Holly Richardson: Ladies, it’s time to own your stories and your voices

This image released by Disney shows characters, from left, Sven, Olaf, voiced by Josh Gad, Kristoff, voiced by Jonathan Groff, Elsa, voiced by Idina Menzel, and Anna, voiced by Kristen Bell, in a scene from "Frozen 2," in theaters on Nov. 22. (Disney via AP)

I am still thinking of a comment made by Susan Madsen, Ph.D., last week at Utah Valley University.

At the conclusion of the evening where Valerie Hudson, Ph.D., and Sharon Eubank both spoke on the power and importance of voice, Madsen said she had just talked separately with two women about the need for their voices and their leadership. They both told her that was not their role. They were not supposed to use their voices. They were not supposed to be leaders. That was their husband’s role.

Wait. What??

I have been asked many times how I get my husband to “let” me do things. How did you convince him to “let” you run for political office? How did you get him to say OK to you returning to school? Is he OK with you writing strong opinion pieces? How did you get him to let you adopt? (As if you can “accidentally” adopt.)

Let me say this as clearly as I can. There is no “let.”

We are partners in our relationship but he is not the boss of me. And I am not the boss of him.

In some ways, I get it. If you are an adult woman, you probably remember being a little girl and told to tone it down. Maybe, like me, you heard that you were too bossy or too loud or too big for your britches or too opinionated or too intimidating or “too” something else.

I bet that little girl who knew who she was and what she wanted got lost somewhere along the way. You learned to shush yourself. To fit in by being quiet. To define yourself in relation to others, rather than embracing you.

You were someone’s daughter, friend, neighbor or employee. Maybe you became someone’s spouse and someone’s mother. You may have even convinced yourself that it was “not your role” to have your own opinions, not your role to speak up when you saw injustices, that “someone else” would do the speaking. Someone else would deal with the injustices you saw while you deliberately silenced yourself.

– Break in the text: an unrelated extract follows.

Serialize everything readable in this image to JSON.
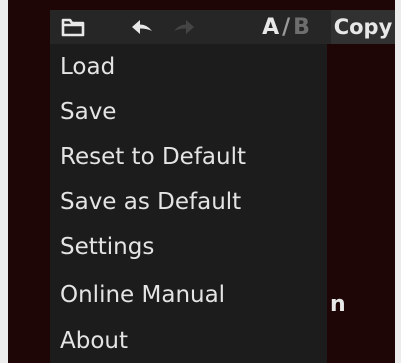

Well, sister, I say it’s time to find your voice and start speaking up. No fairy godmother is coming to tap you on the shoulder — or to speak for you. Remember Elsa in the Disney movie “Frozen 2”? Her sister sings to her “Step into your power. You are the one you’ve been waiting for.”

You might not feel ready. You might not feel you can write or speak in the way you’d like. Well, the best way to get better is to get started. My first posts on my “Holly on the Hill” blog were a lot different than the last ones. My first articles for The Salt Lake Tribune three years ago were not the same as the ones I write today.

My very favorite quote is one by Ralph Waldo Emerson: “That which we persist in doing becomes easier, not that the nature of the task has changed, but our ability to do has increased.” I promise — you will get better but you have to get going.

That spark that was there when you were a little girl? It’s still there. It may have been buried by the “shoulds” of life, by what we mistakenly believed we were “supposed” to do or not do, but I am confident it is still there, like a little pilot light ready to be fanned into flame.

Brené Brown wrote “You either walk inside your story and own it or you stand outside your story and hustle for your worthiness.”

Own your story, sister, and then please share it. We need your voice. It’s time to let it be heard.

Holly Richardson

Holly Richardson is a regular contributor to The Salt Lake Tribune.